Animals is altogether a more refined and restrained effort. Gone is the fuzz inherent in some earlier tracks, and now the slower tunes are filled to the brim with drama. “Crocodile”, for instance, sounds nothing like its namesake, while faster songs like “Lemur” resemble lounge music for the hip and trendy – AKA me. The latter song’s back and forth between the bass and guitar could be packaged as a textbook for teaching younger bands how to feed off one another’s energy. “Panda” is the record’s most discordant tune, but even these moments resolve around the disaffected tenor of Smith (he laments, “Another twinkle in eyes / Caught between awkward glances / Of crowded social scenes / Another breeding ground for apathy). I won’t call him the voice of a generation because I have no idea if such a statement has any merit, but I’d say he’s doing a pretty good job speaking for yours truly.

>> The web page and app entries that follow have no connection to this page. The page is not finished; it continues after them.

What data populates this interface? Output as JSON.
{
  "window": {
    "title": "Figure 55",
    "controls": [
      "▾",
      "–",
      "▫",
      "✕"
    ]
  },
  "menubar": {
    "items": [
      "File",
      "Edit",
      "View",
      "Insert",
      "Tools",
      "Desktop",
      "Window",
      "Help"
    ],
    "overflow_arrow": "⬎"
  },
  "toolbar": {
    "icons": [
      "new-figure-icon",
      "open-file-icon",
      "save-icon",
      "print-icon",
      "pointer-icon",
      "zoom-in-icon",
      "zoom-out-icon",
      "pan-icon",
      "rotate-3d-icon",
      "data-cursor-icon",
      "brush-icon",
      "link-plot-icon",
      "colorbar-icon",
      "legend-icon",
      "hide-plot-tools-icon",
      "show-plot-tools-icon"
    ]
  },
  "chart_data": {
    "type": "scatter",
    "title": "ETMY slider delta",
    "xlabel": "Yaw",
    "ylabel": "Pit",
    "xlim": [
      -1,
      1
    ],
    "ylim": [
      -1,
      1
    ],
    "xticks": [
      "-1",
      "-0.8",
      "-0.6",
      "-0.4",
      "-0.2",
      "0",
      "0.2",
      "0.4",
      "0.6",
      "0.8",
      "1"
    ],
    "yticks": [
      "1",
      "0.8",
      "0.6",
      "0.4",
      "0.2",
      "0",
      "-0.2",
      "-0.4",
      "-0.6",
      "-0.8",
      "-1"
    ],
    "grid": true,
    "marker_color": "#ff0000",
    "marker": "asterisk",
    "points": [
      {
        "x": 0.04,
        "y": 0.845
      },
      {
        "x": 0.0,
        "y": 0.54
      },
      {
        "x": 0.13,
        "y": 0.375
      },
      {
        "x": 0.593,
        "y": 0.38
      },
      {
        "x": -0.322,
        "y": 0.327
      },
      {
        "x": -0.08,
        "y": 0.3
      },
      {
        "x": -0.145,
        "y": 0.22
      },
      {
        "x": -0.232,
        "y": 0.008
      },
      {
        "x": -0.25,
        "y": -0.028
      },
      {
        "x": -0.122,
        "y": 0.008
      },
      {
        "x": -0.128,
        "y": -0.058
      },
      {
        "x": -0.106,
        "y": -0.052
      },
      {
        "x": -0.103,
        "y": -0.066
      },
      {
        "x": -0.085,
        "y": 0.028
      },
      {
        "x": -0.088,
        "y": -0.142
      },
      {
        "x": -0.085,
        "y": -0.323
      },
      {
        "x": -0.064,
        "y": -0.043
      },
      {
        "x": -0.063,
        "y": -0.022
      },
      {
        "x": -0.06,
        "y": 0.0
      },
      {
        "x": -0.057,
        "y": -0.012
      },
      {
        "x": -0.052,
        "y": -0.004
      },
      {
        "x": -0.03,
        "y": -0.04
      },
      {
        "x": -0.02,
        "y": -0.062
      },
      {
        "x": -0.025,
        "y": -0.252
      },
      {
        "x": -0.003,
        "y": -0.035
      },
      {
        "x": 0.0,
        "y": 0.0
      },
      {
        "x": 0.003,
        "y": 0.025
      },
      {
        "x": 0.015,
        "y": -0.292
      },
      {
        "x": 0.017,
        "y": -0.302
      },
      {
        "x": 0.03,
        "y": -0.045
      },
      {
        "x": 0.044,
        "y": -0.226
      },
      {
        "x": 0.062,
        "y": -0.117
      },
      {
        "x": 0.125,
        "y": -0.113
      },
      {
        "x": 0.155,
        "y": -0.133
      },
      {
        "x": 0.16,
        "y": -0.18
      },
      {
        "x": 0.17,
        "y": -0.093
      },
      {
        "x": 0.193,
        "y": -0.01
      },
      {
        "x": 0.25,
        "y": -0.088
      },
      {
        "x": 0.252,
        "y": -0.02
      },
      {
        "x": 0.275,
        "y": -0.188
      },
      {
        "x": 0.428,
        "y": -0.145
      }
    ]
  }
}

I always seem to picture the band’s guitar parts as huge pencils that spit out elegant calligraphy. It’s beautiful but hard to take in at once. Animals needs a large chalkboard and plenty of chalk. You’ll be sure of your favorite track one day and question such a choice the next. Maybe today it’s the way Smith worries about using pills on “Pig”, but tomorrow the billowing strings of “Rabbit” might knock you down. Study Animals with the diligence it deserves and you’ll walk away with a knowledge you never expected.
Recommended If You Like: American Football, Ghosts and Vodka w/ lyrics, awe or something like it, Cats and Cats and Cats, Georges Braque